Text size Smaller Larger Reset View mode
Search within

Search within this article

Look up

Look up a word

  • Dictionary
  • Thesaurus
Please submit a word or phrase above.
Print this page

Print this page

Why can't I print more than one page at a time?

Full screen

matching results for page

    Questia reader help

    How to highlight and cite specific passages

    1. Click or tap the first word you want to select.
    2. Click or tap the last word you want to select, and you’ll see everything in between get selected.
    3. You’ll then get a menu of options like creating a highlight or a citation from that passage of text.

    OK, got it!

    Cited passage

    Citations are available only to our active members.
    Buy instant access to cite pages or passages in MLA, APA and Chicago citation styles.

    "Portraying himself as an honest, ordinary person helped Lincoln identify with his audiences." (Einhorn, 1992, p. 25).

    "Portraying himself as an honest, ordinary person helped Lincoln identify with his audiences." (Einhorn 25)

    "Portraying himself as an honest, ordinary person helped Lincoln identify with his audiences."1

    1. Lois J. Einhorn, Abraham Lincoln, the Orator: Penetrating the Lincoln Legend (Westport, CT: Greenwood Press, 1992), 25,

    New feature

    It is estimated that 1 in 10 people have dyslexia, and in an effort to make Questia easier to use for those people, we have added a new choice of font to the Reader. That font is called OpenDyslexic, and has been designed to help with some of the symptoms of dyslexia. For more information on this font, please visit

    To use OpenDyslexic, choose it from the Typeface list in Font settings.

    OK, got it!

    Cited passage

    Thanks for trying Questia!

    Please continue trying out our research tools, but please note, full functionality is available only to our active members.

    Your work will be lost once you leave this Web page.

    Buy instant access to save your work.

    Already a member? Log in now.

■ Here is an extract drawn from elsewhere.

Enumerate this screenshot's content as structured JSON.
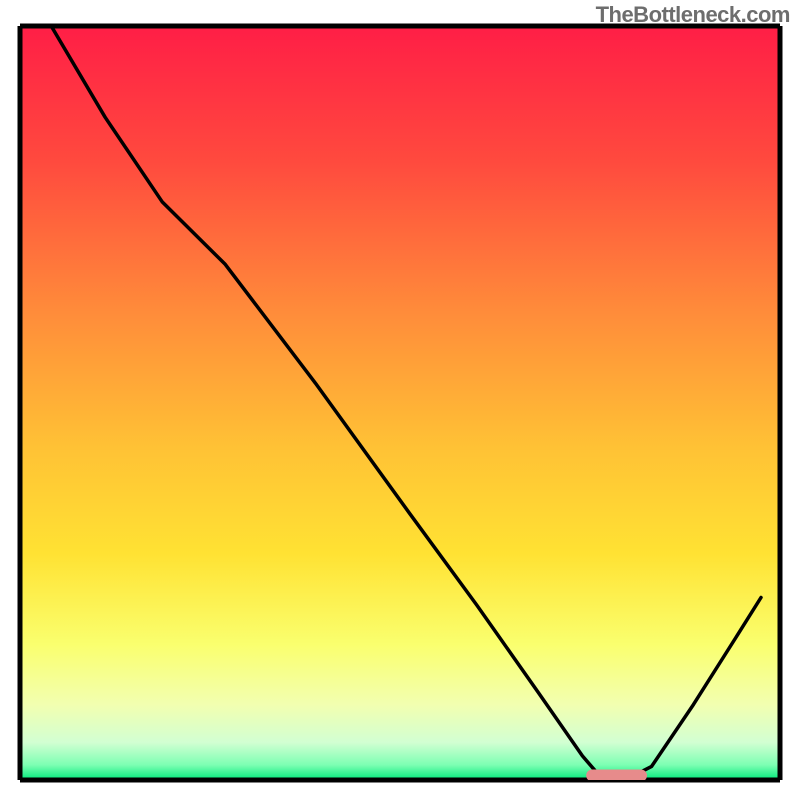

    Author Advanced search


    An unknown error has occurred. Please click the button below to reload the page. If the problem persists, please try again in a little while.